Your task: Each line of the data below that includes the string "icon" must be copied.
Start of Provided data
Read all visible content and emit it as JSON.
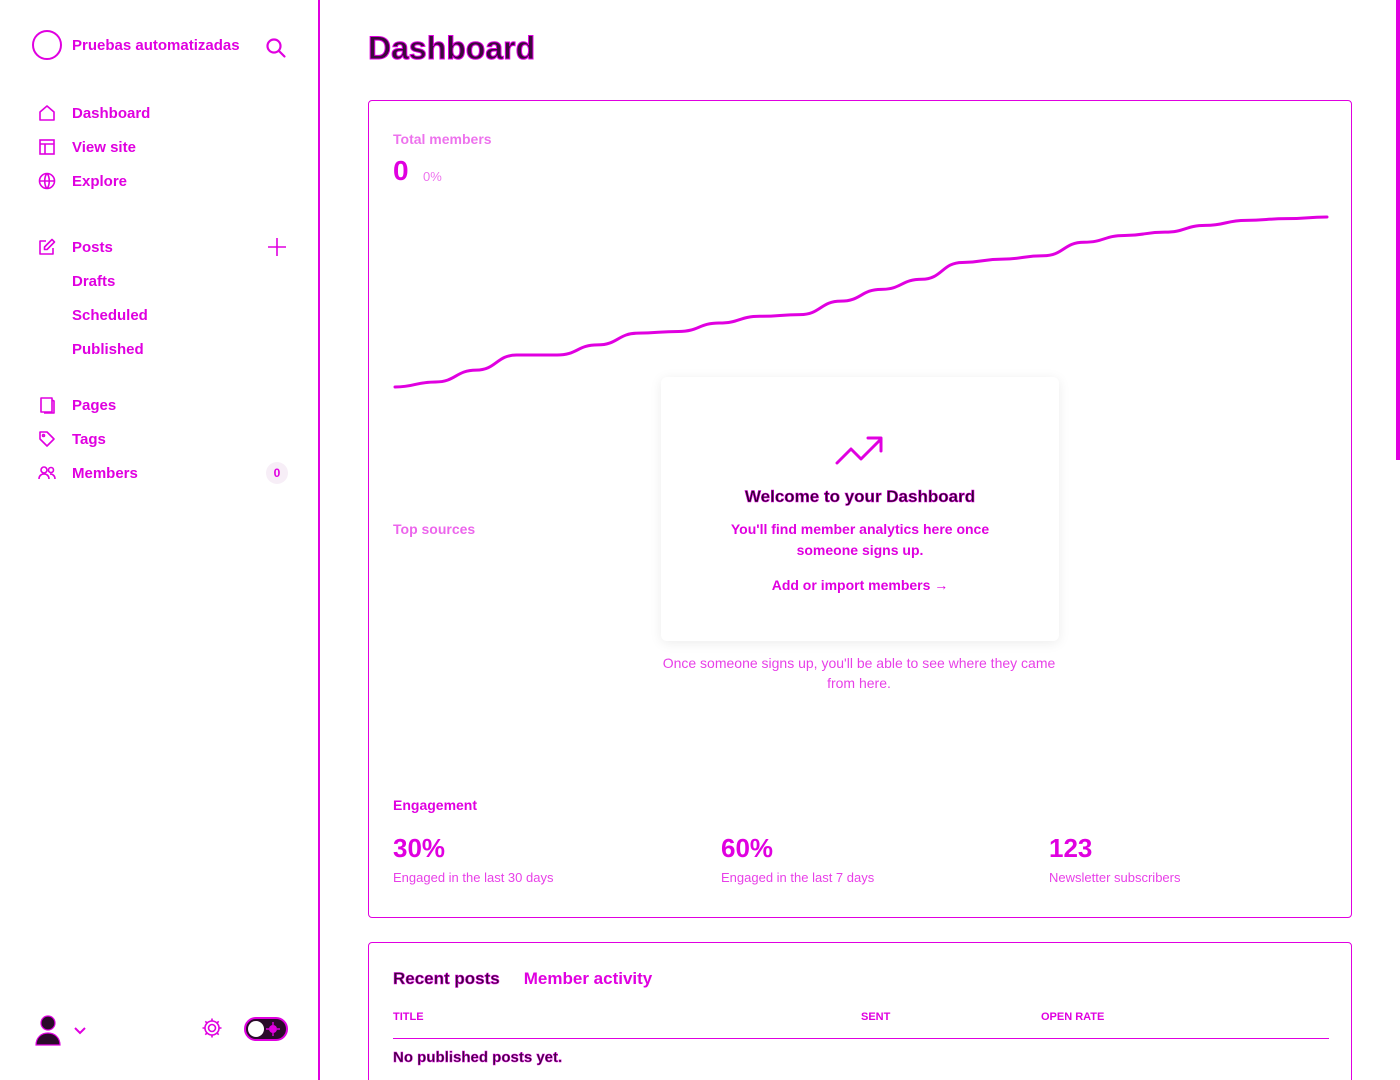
{
  "brand": {
    "name": "Pruebas automatizadas"
  },
  "nav": {
    "main": [
      {
        "label": "Dashboard",
        "icon": "home-icon"
      },
      {
        "label": "View site",
        "icon": "layout-icon"
      },
      {
        "label": "Explore",
        "icon": "globe-icon"
      }
    ],
    "posts": {
      "label": "Posts",
      "icon": "edit-icon"
    },
    "posts_sub": [
      "Drafts",
      "Scheduled",
      "Published"
    ],
    "more": [
      {
        "label": "Pages",
        "icon": "page-icon"
      },
      {
        "label": "Tags",
        "icon": "tag-icon"
      },
      {
        "label": "Members",
        "icon": "members-icon"
      }
    ],
    "members_badge": "0"
  },
  "main": {
    "title": "Dashboard",
    "total_members": {
      "label": "Total members",
      "value": "0",
      "change": "0%"
    },
    "top_sources": {
      "label": "Top sources",
      "empty_text": "Once someone signs up, you'll be able to see where they came from here."
    },
    "welcome": {
      "title": "Welcome to your Dashboard",
      "text": "You'll find member analytics here once someone signs up.",
      "link": "Add or import members →"
    },
    "engagement": {
      "label": "Engagement",
      "stats": [
        {
          "value": "30%",
          "desc": "Engaged in the last 30 days"
        },
        {
          "value": "60%",
          "desc": "Engaged in the last 7 days"
        },
        {
          "value": "123",
          "desc": "Newsletter subscribers"
        }
      ]
    },
    "recent": {
      "tabs": [
        "Recent posts",
        "Member activity"
      ],
      "columns": [
        "TITLE",
        "SENT",
        "OPEN RATE"
      ],
      "empty": "No published posts yet."
    }
  },
  "chart_data": {
    "type": "line",
    "title": "",
    "series": [
      {
        "values": [
          0,
          3,
          10,
          19,
          19,
          25,
          32,
          33,
          38,
          42,
          43,
          51,
          58,
          64,
          74,
          76,
          78,
          86,
          90,
          92,
          96,
          99,
          100,
          101
        ]
      }
    ],
    "ylim": [
      0,
      101
    ],
    "grid": false
  },
  "colors": {
    "accent": "#e000e0"
  }
}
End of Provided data
Written response:
        "icon": "home-icon"
        "icon": "layout-icon"
        "icon": "globe-icon"
      "icon": "edit-icon"
        "icon": "page-icon"
        "icon": "tag-icon"
        "icon": "members-icon"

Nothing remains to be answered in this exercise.